On the other hand, ignorance feels and feeds prejudice. So there is a lot of misunderstanding on both sides of the Mediterranean Sea, I would say, and by fostering more exchanges and concrete projects between professionals I think we can achieve dealing with issues of prejudice and misunderstandings. So I strongly believe in that. With regard to the issue that you have framed as the issue of Muslims in Europe, there is no such thing as an issue of Muslims in Europe. Generalizations are not good, just like there is no issue of Israelis or the Jewish community at large. There is an issue with a very limited amount of individuals and organizations and associations that foster prejudice and that preach hatred. They are identifiable as well, and we need to work with the moderates and promote their role in a global approach, which has not been really done in the last decades to promote the moderates. So now the time has come to be a little bit more aggressive and more creative and disruptive in that regard and build the bridges with those positive forces that do exist in Europe in order to actually fight against what I call the “software.” What is the software? That is to say the ideological negative trends that we have witnessed developing, and not only in Europe but also in Israel and other countries. In North Africa, for example, we have also issues of terrorism. It all boils down to the same negative software that has been developed through specific networks. Now the time has come to address it collectively in different countries, and I think the cooperation between the EU and Israel in that regard can be very fruitful. This will help once again neutralize and mitigate the risks that do exist. They do not include all the Muslim community, just a specific portion.

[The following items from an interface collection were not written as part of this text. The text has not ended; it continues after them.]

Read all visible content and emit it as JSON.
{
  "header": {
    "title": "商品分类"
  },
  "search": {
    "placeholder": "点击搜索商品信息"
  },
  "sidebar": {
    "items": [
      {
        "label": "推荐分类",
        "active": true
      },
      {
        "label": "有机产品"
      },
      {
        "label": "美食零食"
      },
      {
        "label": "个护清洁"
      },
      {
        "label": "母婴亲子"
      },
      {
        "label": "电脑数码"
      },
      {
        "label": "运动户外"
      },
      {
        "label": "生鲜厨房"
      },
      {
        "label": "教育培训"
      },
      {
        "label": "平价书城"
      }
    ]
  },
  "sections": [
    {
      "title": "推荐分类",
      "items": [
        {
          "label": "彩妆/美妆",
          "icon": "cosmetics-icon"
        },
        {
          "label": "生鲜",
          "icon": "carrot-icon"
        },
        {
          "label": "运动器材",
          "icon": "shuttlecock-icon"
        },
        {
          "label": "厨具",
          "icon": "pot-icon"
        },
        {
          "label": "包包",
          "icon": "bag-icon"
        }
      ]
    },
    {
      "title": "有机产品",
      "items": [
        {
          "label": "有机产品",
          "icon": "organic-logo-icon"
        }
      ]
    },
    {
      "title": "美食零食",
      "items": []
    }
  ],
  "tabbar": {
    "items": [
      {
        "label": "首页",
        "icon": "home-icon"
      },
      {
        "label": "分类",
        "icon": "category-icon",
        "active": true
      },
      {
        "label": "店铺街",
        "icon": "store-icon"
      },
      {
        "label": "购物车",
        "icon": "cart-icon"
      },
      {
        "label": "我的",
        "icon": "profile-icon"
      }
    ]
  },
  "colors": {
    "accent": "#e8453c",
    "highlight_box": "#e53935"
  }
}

By working surgically, I think we can create a positive momentum and indeed bring onboard those positive forces that are actually waiting for one thing – for organizations, governments, to reach out to them. Definitely Brussels is a safe place today. We have made a lot of progress. We have learned a lot, not only from the Paris attacks, but also the Brussels attacks. The security apparatus has been completely remodified, and I had to insist on that one. This government has done a fantastic job by giving the Belgian police and security services at large the means that they need. They have done a tremendous effort, and we would really want to insist on that one and thank them for doing this effort. Without their help, we wouldn’t have been able to make all the progress that we have made up until now. Of course, once again, there is no such thing as a zero risk, and I think we have seen it in different countries. Take the example of New York City. Despite the billions of dollars that they have invested in security, they still had this terrorist attack that took place in Manhattan with this Uzbek terrorist who had not been detected in his own community. So this gives me an opportunity to underline the nature of the work that we are doing in Belgium right now, which is focused on grassroots intelligence and work with the local police department and the local partners, who can help detect those who are not in databases and are not known internationally and specifically.